Keep the wording of the records intact as you retype them, and omit every image.

[App and web page records]
════════════════
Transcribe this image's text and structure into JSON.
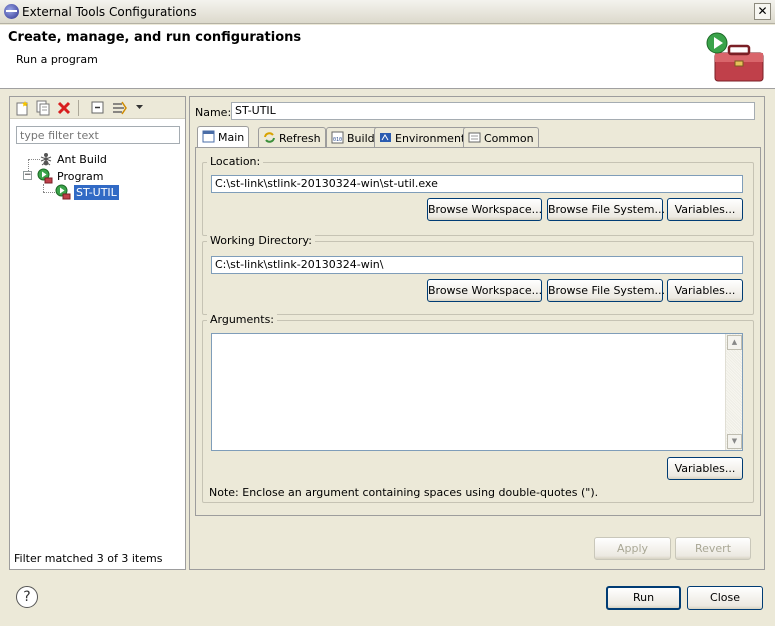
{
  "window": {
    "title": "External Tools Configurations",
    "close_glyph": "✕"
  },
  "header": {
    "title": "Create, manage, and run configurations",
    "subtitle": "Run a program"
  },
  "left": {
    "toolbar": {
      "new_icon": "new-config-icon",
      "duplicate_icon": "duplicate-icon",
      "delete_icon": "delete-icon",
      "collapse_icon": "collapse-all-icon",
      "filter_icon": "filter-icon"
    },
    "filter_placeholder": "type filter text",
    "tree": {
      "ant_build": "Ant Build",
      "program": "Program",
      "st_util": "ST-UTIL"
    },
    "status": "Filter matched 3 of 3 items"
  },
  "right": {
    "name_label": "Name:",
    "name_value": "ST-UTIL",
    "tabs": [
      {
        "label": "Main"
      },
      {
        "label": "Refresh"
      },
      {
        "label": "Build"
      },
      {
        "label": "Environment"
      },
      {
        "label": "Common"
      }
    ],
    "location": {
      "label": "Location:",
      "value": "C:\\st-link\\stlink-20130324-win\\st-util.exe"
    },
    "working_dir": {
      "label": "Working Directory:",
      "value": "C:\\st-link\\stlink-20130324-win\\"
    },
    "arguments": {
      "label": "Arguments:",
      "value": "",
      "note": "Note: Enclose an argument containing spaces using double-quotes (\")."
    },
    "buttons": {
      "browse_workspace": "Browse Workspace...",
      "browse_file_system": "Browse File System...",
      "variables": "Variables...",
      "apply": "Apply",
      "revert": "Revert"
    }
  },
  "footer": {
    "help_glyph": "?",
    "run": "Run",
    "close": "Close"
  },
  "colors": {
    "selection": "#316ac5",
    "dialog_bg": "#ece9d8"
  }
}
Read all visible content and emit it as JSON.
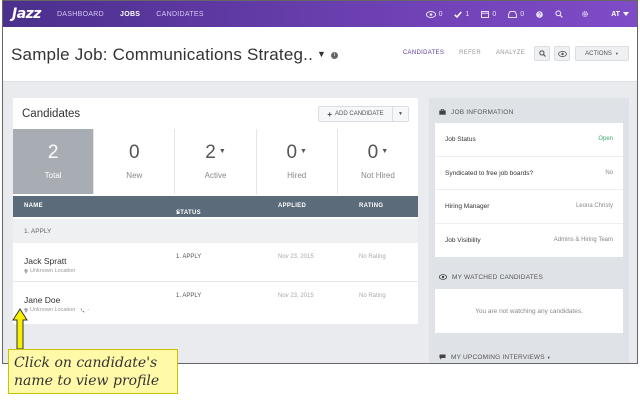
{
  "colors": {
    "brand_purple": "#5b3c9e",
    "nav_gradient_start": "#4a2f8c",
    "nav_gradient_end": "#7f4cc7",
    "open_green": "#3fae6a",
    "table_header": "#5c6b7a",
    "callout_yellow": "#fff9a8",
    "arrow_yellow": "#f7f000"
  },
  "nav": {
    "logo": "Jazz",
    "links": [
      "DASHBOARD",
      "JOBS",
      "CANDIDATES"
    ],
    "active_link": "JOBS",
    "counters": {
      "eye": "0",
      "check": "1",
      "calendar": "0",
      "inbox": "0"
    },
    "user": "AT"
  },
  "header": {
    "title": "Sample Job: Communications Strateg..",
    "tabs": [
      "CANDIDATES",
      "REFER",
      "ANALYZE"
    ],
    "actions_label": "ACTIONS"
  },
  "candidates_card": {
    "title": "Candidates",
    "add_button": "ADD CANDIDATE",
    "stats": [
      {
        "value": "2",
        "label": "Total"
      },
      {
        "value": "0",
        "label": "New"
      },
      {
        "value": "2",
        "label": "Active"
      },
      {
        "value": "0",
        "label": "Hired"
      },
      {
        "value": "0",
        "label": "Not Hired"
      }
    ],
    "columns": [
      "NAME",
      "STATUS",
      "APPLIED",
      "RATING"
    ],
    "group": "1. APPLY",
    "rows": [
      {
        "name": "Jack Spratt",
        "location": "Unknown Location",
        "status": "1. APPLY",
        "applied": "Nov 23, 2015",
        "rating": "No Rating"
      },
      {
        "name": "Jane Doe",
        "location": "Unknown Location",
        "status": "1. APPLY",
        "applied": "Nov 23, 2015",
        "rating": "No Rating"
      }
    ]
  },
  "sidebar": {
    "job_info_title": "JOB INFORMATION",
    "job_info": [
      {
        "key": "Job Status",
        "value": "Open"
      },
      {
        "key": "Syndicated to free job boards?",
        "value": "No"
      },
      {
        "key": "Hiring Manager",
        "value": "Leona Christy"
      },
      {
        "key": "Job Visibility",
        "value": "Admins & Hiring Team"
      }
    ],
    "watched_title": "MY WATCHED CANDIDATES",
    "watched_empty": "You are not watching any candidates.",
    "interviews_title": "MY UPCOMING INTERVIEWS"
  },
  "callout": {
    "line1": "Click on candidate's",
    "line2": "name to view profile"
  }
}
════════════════
• _Answer section_:
Transcribe this image's text and structure into JSON.
{
  "window": {
    "title": "External Tools Configurations",
    "close_glyph": "✕"
  },
  "header": {
    "title": "Create, manage, and run configurations",
    "subtitle": "Run a program"
  },
  "left": {
    "toolbar": {
      "new_icon": "new-config-icon",
      "duplicate_icon": "duplicate-icon",
      "delete_icon": "delete-icon",
      "collapse_icon": "collapse-all-icon",
      "filter_icon": "filter-icon"
    },
    "filter_placeholder": "type filter text",
    "tree": {
      "ant_build": "Ant Build",
      "program": "Program",
      "st_util": "ST-UTIL"
    },
    "status": "Filter matched 3 of 3 items"
  },
  "right": {
    "name_label": "Name:",
    "name_value": "ST-UTIL",
    "tabs": [
      {
        "label": "Main"
      },
      {
        "label": "Refresh"
      },
      {
        "label": "Build"
      },
      {
        "label": "Environment"
      },
      {
        "label": "Common"
      }
    ],
    "location": {
      "label": "Location:",
      "value": "C:\\st-link\\stlink-20130324-win\\st-util.exe"
    },
    "working_dir": {
      "label": "Working Directory:",
      "value": "C:\\st-link\\stlink-20130324-win\\"
    },
    "arguments": {
      "label": "Arguments:",
      "value": "",
      "note": "Note: Enclose an argument containing spaces using double-quotes (\")."
    },
    "buttons": {
      "browse_workspace": "Browse Workspace...",
      "browse_file_system": "Browse File System...",
      "variables": "Variables...",
      "apply": "Apply",
      "revert": "Revert"
    }
  },
  "footer": {
    "help_glyph": "?",
    "run": "Run",
    "close": "Close"
  },
  "colors": {
    "selection": "#316ac5",
    "dialog_bg": "#ece9d8"
  }
}
Read all visible content and emit it as JSON.
{
  "colors": {
    "brand_purple": "#5b3c9e",
    "nav_gradient_start": "#4a2f8c",
    "nav_gradient_end": "#7f4cc7",
    "open_green": "#3fae6a",
    "table_header": "#5c6b7a",
    "callout_yellow": "#fff9a8",
    "arrow_yellow": "#f7f000"
  },
  "nav": {
    "logo": "Jazz",
    "links": [
      "DASHBOARD",
      "JOBS",
      "CANDIDATES"
    ],
    "active_link": "JOBS",
    "counters": {
      "eye": "0",
      "check": "1",
      "calendar": "0",
      "inbox": "0"
    },
    "user": "AT"
  },
  "header": {
    "title": "Sample Job: Communications Strateg..",
    "tabs": [
      "CANDIDATES",
      "REFER",
      "ANALYZE"
    ],
    "actions_label": "ACTIONS"
  },
  "candidates_card": {
    "title": "Candidates",
    "add_button": "ADD CANDIDATE",
    "stats": [
      {
        "value": "2",
        "label": "Total"
      },
      {
        "value": "0",
        "label": "New"
      },
      {
        "value": "2",
        "label": "Active"
      },
      {
        "value": "0",
        "label": "Hired"
      },
      {
        "value": "0",
        "label": "Not Hired"
      }
    ],
    "columns": [
      "NAME",
      "STATUS",
      "APPLIED",
      "RATING"
    ],
    "group": "1. APPLY",
    "rows": [
      {
        "name": "Jack Spratt",
        "location": "Unknown Location",
        "status": "1. APPLY",
        "applied": "Nov 23, 2015",
        "rating": "No Rating"
      },
      {
        "name": "Jane Doe",
        "location": "Unknown Location",
        "status": "1. APPLY",
        "applied": "Nov 23, 2015",
        "rating": "No Rating"
      }
    ]
  },
  "sidebar": {
    "job_info_title": "JOB INFORMATION",
    "job_info": [
      {
        "key": "Job Status",
        "value": "Open"
      },
      {
        "key": "Syndicated to free job boards?",
        "value": "No"
      },
      {
        "key": "Hiring Manager",
        "value": "Leona Christy"
      },
      {
        "key": "Job Visibility",
        "value": "Admins & Hiring Team"
      }
    ],
    "watched_title": "MY WATCHED CANDIDATES",
    "watched_empty": "You are not watching any candidates.",
    "interviews_title": "MY UPCOMING INTERVIEWS"
  },
  "callout": {
    "line1": "Click on candidate's",
    "line2": "name to view profile"
  }
}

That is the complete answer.